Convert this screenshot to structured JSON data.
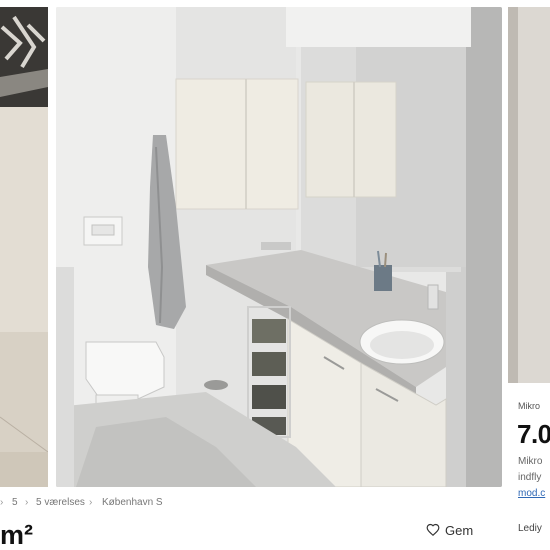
{
  "listing_right": {
    "location": "Mikro",
    "price": "7.0",
    "description_line1": "Mikro",
    "description_line2": "indfly",
    "more_link": "mod.c",
    "rent_label": "Lediy"
  },
  "breadcrumbs": [
    {
      "label": "5"
    },
    {
      "label": "5 værelses"
    },
    {
      "label": "København S"
    }
  ],
  "breadcrumb_separator": "›",
  "title": "m²",
  "save_label": "Gem",
  "icons": {
    "save": "heart-outline-icon"
  }
}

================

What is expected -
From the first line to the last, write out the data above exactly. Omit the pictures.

Task result -
Convert this screenshot to structured JSON data.
{
  "listing_right": {
    "location": "Mikro",
    "price": "7.0",
    "description_line1": "Mikro",
    "description_line2": "indfly",
    "more_link": "mod.c",
    "rent_label": "Lediy"
  },
  "breadcrumbs": [
    {
      "label": "5"
    },
    {
      "label": "5 værelses"
    },
    {
      "label": "København S"
    }
  ],
  "breadcrumb_separator": "›",
  "title": "m²",
  "save_label": "Gem",
  "icons": {
    "save": "heart-outline-icon"
  }
}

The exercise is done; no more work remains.